Three western states are recommending 14-day quarantines for inter-state and international travel; residents asked to stay local
As COVID-19 cases continue to increase across the country, California Governor Gavin Newsom, Oregon Governor Kate Brown and Washington Governor Jay Inslee issued travel advisories Friday urging visitors entering their states or returning home from travel outside these states to self-quarantine to slow the spread of the virus.
The travel advisories urge against non-essential out-of-state travel, ask people to self-quarantine for 14 days after arriving from another state or country, and encourage residents to stay local.
“California just surpassed a sobering threshold — one million COVID-19 cases — with no signs of the virus slowing down,” said Newsom. “Increased cases are adding pressure on our hospital systems and threatening the lives of seniors, essential workers and vulnerable Californians. Travel increases the risk of spreading COVID-19, and we must all collectively increase our efforts at this time to keep the virus at bay and save lives.”
In addition to urging individuals arriving from other states or countries to self-quarantine after arrival, the states’ travel advisories recommend individuals limit their interactions to their immediate household. The advisories define essential travel as travel for work and study, critical infrastructure support, economic services and supply chains, health, immediate medical care and safety and security.
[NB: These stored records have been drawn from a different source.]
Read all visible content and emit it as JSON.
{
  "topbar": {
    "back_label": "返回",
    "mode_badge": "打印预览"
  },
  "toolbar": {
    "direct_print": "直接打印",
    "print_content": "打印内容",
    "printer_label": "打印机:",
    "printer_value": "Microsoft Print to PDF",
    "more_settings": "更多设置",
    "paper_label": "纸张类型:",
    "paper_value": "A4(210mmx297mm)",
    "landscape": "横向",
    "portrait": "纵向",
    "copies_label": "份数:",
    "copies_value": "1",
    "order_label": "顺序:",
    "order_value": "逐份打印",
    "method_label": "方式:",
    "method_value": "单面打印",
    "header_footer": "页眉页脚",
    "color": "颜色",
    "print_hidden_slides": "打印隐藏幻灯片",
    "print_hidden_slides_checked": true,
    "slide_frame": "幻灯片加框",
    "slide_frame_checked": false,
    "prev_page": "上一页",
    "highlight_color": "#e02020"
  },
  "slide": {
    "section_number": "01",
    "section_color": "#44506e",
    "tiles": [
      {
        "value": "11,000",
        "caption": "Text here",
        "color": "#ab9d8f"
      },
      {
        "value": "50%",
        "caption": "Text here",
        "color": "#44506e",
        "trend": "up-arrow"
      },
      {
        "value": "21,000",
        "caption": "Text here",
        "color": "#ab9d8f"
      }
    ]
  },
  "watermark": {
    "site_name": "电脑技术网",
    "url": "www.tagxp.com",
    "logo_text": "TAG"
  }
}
“COVID-19 does not stop at state lines. As hospitals across the West are stretched to capacity, we must take steps to ensure travelers are not bringing this disease home with them,” said Brown. “If you do not need to travel, you shouldn’t. This will be hard, especially with Thanksgiving around the corner. But the best way to keep your family safe is to stay close to home.”
“COVID cases have doubled in Washington over the past two weeks. This puts our state in as dangerous a position today as we were in March,” said Inslee. “Limiting and reducing travel is one way to reduce the further spread of the disease. I am happy to partner with California and Oregon in this effort to help protect lives up and down the West Coast.”
To learn more about the risk that travel itself poses for COVID-19 exposure, visit the CDC page on travel risks.